** Provided information **
=== Section Start ===

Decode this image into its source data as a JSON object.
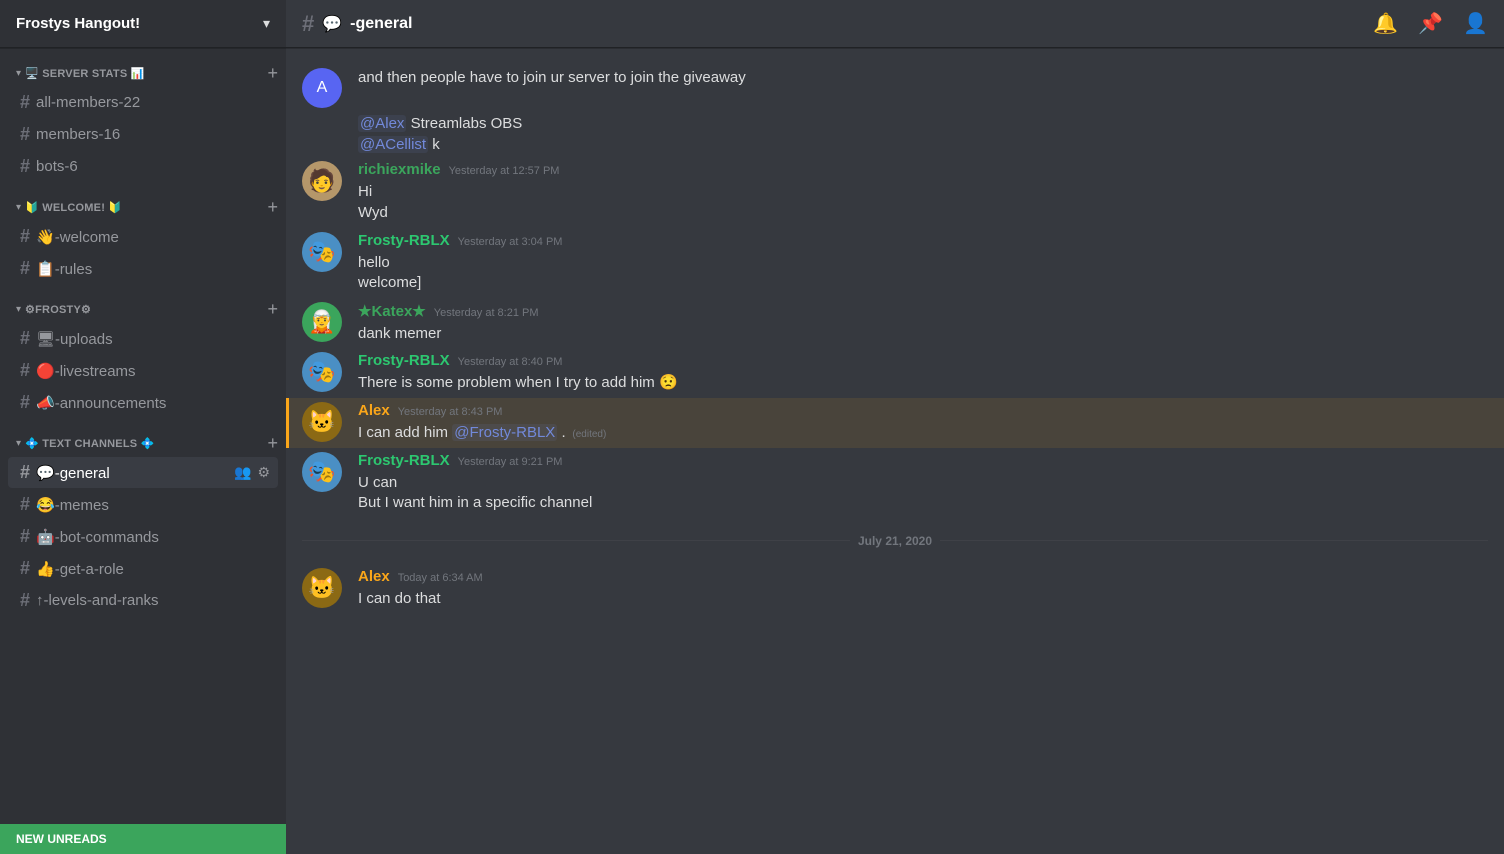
{
  "server": {
    "name": "Frostys Hangout!",
    "chevron": "▾"
  },
  "sidebar": {
    "categories": [
      {
        "id": "server-stats",
        "name": "🖥️ SERVER STATS 📊",
        "addable": true,
        "channels": [
          {
            "id": "all-members",
            "name": "all-members-22",
            "icon": ""
          },
          {
            "id": "members",
            "name": "members-16",
            "icon": ""
          },
          {
            "id": "bots",
            "name": "bots-6",
            "icon": ""
          }
        ]
      },
      {
        "id": "welcome",
        "name": "🔰 WELCOME! 🔰",
        "addable": true,
        "channels": [
          {
            "id": "welcome-ch",
            "name": "👋-welcome",
            "icon": ""
          },
          {
            "id": "rules",
            "name": "📋-rules",
            "icon": ""
          }
        ]
      },
      {
        "id": "frosty",
        "name": "⚙FROSTY⚙",
        "addable": true,
        "channels": [
          {
            "id": "uploads",
            "name": "🖥-uploads",
            "icon": ""
          },
          {
            "id": "livestreams",
            "name": "🔴-livestreams",
            "icon": ""
          },
          {
            "id": "announcements",
            "name": "📣-announcements",
            "icon": ""
          }
        ]
      },
      {
        "id": "text-channels",
        "name": "💠 TEXT CHANNELS 💠",
        "addable": true,
        "channels": [
          {
            "id": "general",
            "name": "💬-general",
            "icon": "",
            "active": true
          },
          {
            "id": "memes",
            "name": "😂-memes",
            "icon": ""
          },
          {
            "id": "bot-commands",
            "name": "🤖-bot-commands",
            "icon": ""
          },
          {
            "id": "get-a-role",
            "name": "👍-get-a-role",
            "icon": ""
          },
          {
            "id": "levels-and-ranks",
            "name": "↑-levels-and-ranks",
            "icon": ""
          }
        ]
      }
    ]
  },
  "channel_header": {
    "hash": "#",
    "icon": "💬",
    "name": "-general"
  },
  "header_icons": {
    "bell": "🔔",
    "pin": "📌",
    "user": "👤"
  },
  "messages": [
    {
      "id": "msg1",
      "type": "continuation",
      "avatar_color": "#5865f2",
      "avatar_text": "A",
      "text": "and then people have to join ur server to join the giveaway",
      "reply": null
    },
    {
      "id": "msg2",
      "type": "continuation-no-avatar",
      "text": "@Alex Streamlabs OBS\n@ACellist k",
      "mentions": [
        "@Alex",
        "@ACellist"
      ]
    },
    {
      "id": "msg3",
      "type": "full",
      "author": "richiexmike",
      "author_color": "green",
      "timestamp": "Yesterday at 12:57 PM",
      "avatar_color": "#b5976a",
      "avatar_text": "R",
      "avatar_img": true,
      "lines": [
        "Hi",
        "Wyd"
      ]
    },
    {
      "id": "msg4",
      "type": "full",
      "author": "Frosty-RBLX",
      "author_color": "teal",
      "timestamp": "Yesterday at 3:04 PM",
      "avatar_color": "#5865f2",
      "avatar_text": "F",
      "avatar_img": true,
      "lines": [
        "hello",
        "welcome]"
      ]
    },
    {
      "id": "msg5",
      "type": "full",
      "author": "★Katex★",
      "author_color": "green",
      "timestamp": "Yesterday at 8:21 PM",
      "avatar_color": "#3ba55c",
      "avatar_text": "K",
      "avatar_img": true,
      "lines": [
        "dank memer"
      ]
    },
    {
      "id": "msg6",
      "type": "full",
      "author": "Frosty-RBLX",
      "author_color": "teal",
      "timestamp": "Yesterday at 8:40 PM",
      "avatar_color": "#5865f2",
      "avatar_text": "F",
      "avatar_img": true,
      "lines": [
        "There is some problem when I try to add him 😟"
      ]
    },
    {
      "id": "msg7",
      "type": "full",
      "author": "Alex",
      "author_color": "orange",
      "timestamp": "Yesterday at 8:43 PM",
      "avatar_color": "#8b6914",
      "avatar_text": "A",
      "avatar_img": true,
      "highlighted": true,
      "lines": [
        "I can add him @Frosty-RBLX . (edited)"
      ],
      "has_mention": true,
      "has_edited": true
    },
    {
      "id": "msg8",
      "type": "full",
      "author": "Frosty-RBLX",
      "author_color": "teal",
      "timestamp": "Yesterday at 9:21 PM",
      "avatar_color": "#5865f2",
      "avatar_text": "F",
      "avatar_img": true,
      "lines": [
        "U can",
        "But I want him in a specific channel"
      ]
    },
    {
      "id": "divider1",
      "type": "date-divider",
      "text": "July 21, 2020"
    },
    {
      "id": "msg9",
      "type": "full",
      "author": "Alex",
      "author_color": "orange",
      "timestamp": "Today at 6:34 AM",
      "avatar_color": "#8b6914",
      "avatar_text": "A",
      "avatar_img": true,
      "lines": [
        "I can do that"
      ]
    }
  ],
  "unread_bar": {
    "label": "NEW UNREADS"
  },
  "avatars": {
    "richiexmike": "🧑",
    "frosty": "🎭",
    "katex": "🧝",
    "alex": "🐱"
  }
}
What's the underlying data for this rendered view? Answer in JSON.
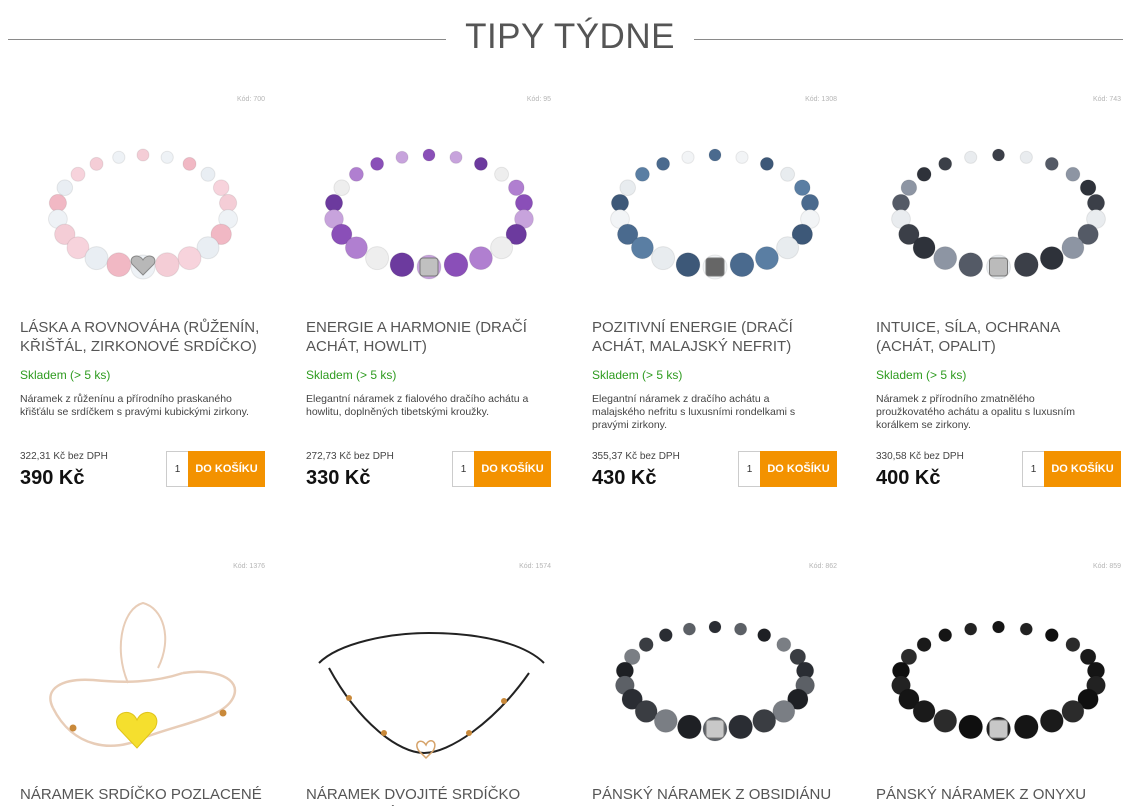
{
  "section": {
    "title": "TIPY TÝDNE"
  },
  "products": [
    {
      "code": "Kód: 700",
      "title": "LÁSKA A ROVNOVÁHA (RŮŽENÍN, KŘIŠŤÁL, ZIRKONOVÉ SRDÍČKO)",
      "stock": "Skladem (> 5 ks)",
      "description": "Náramek z růženínu a přírodního praskaného křišťálu se srdíčkem s pravými kubickými zirkony.",
      "net_price": "322,31 Kč bez DPH",
      "price": "390 Kč",
      "qty": "1",
      "buy_label": "DO KOŠÍKU",
      "image": "rose-quartz-bracelet"
    },
    {
      "code": "Kód: 95",
      "title": "ENERGIE A HARMONIE (DRAČÍ ACHÁT, HOWLIT)",
      "stock": "Skladem (> 5 ks)",
      "description": "Elegantní náramek z fialového dračího achátu a howlitu, doplněných tibetskými kroužky.",
      "net_price": "272,73 Kč bez DPH",
      "price": "330 Kč",
      "qty": "1",
      "buy_label": "DO KOŠÍKU",
      "image": "purple-agate-bracelet"
    },
    {
      "code": "Kód: 1308",
      "title": "POZITIVNÍ ENERGIE (DRAČÍ ACHÁT, MALAJSKÝ NEFRIT)",
      "stock": "Skladem (> 5 ks)",
      "description": "Elegantní náramek z dračího achátu a malajského nefritu s luxusními rondelkami s pravými zirkony.",
      "net_price": "355,37 Kč bez DPH",
      "price": "430 Kč",
      "qty": "1",
      "buy_label": "DO KOŠÍKU",
      "image": "blue-agate-bracelet"
    },
    {
      "code": "Kód: 743",
      "title": "INTUICE, SÍLA, OCHRANA (ACHÁT, OPALIT)",
      "stock": "Skladem (> 5 ks)",
      "description": "Náramek z přírodního zmatnělého proužkovatého achátu a opalitu s luxusním korálkem se zirkony.",
      "net_price": "330,58 Kč bez DPH",
      "price": "400 Kč",
      "qty": "1",
      "buy_label": "DO KOŠÍKU",
      "image": "striped-agate-bracelet"
    },
    {
      "code": "Kód: 1376",
      "title": "NÁRAMEK SRDÍČKO POZLACENÉ",
      "image": "heart-string-bracelet"
    },
    {
      "code": "Kód: 1574",
      "title": "NÁRAMEK DVOJITÉ SRDÍČKO POZLACENÉ",
      "image": "double-heart-bracelet"
    },
    {
      "code": "Kód: 862",
      "title": "PÁNSKÝ NÁRAMEK Z OBSIDIÁNU",
      "image": "obsidian-bracelet"
    },
    {
      "code": "Kód: 859",
      "title": "PÁNSKÝ NÁRAMEK Z ONYXU",
      "image": "onyx-bracelet"
    }
  ]
}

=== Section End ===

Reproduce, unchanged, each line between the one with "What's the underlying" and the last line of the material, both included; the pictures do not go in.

What's the underlying data for this rendered view? Answer in JSON.
{
  "section": {
    "title": "TIPY TÝDNE"
  },
  "products": [
    {
      "code": "Kód: 700",
      "title": "LÁSKA A ROVNOVÁHA (RŮŽENÍN, KŘIŠŤÁL, ZIRKONOVÉ SRDÍČKO)",
      "stock": "Skladem (> 5 ks)",
      "description": "Náramek z růženínu a přírodního praskaného křišťálu se srdíčkem s pravými kubickými zirkony.",
      "net_price": "322,31 Kč bez DPH",
      "price": "390 Kč",
      "qty": "1",
      "buy_label": "DO KOŠÍKU",
      "image": "rose-quartz-bracelet"
    },
    {
      "code": "Kód: 95",
      "title": "ENERGIE A HARMONIE (DRAČÍ ACHÁT, HOWLIT)",
      "stock": "Skladem (> 5 ks)",
      "description": "Elegantní náramek z fialového dračího achátu a howlitu, doplněných tibetskými kroužky.",
      "net_price": "272,73 Kč bez DPH",
      "price": "330 Kč",
      "qty": "1",
      "buy_label": "DO KOŠÍKU",
      "image": "purple-agate-bracelet"
    },
    {
      "code": "Kód: 1308",
      "title": "POZITIVNÍ ENERGIE (DRAČÍ ACHÁT, MALAJSKÝ NEFRIT)",
      "stock": "Skladem (> 5 ks)",
      "description": "Elegantní náramek z dračího achátu a malajského nefritu s luxusními rondelkami s pravými zirkony.",
      "net_price": "355,37 Kč bez DPH",
      "price": "430 Kč",
      "qty": "1",
      "buy_label": "DO KOŠÍKU",
      "image": "blue-agate-bracelet"
    },
    {
      "code": "Kód: 743",
      "title": "INTUICE, SÍLA, OCHRANA (ACHÁT, OPALIT)",
      "stock": "Skladem (> 5 ks)",
      "description": "Náramek z přírodního zmatnělého proužkovatého achátu a opalitu s luxusním korálkem se zirkony.",
      "net_price": "330,58 Kč bez DPH",
      "price": "400 Kč",
      "qty": "1",
      "buy_label": "DO KOŠÍKU",
      "image": "striped-agate-bracelet"
    },
    {
      "code": "Kód: 1376",
      "title": "NÁRAMEK SRDÍČKO POZLACENÉ",
      "image": "heart-string-bracelet"
    },
    {
      "code": "Kód: 1574",
      "title": "NÁRAMEK DVOJITÉ SRDÍČKO POZLACENÉ",
      "image": "double-heart-bracelet"
    },
    {
      "code": "Kód: 862",
      "title": "PÁNSKÝ NÁRAMEK Z OBSIDIÁNU",
      "image": "obsidian-bracelet"
    },
    {
      "code": "Kód: 859",
      "title": "PÁNSKÝ NÁRAMEK Z ONYXU",
      "image": "onyx-bracelet"
    }
  ]
}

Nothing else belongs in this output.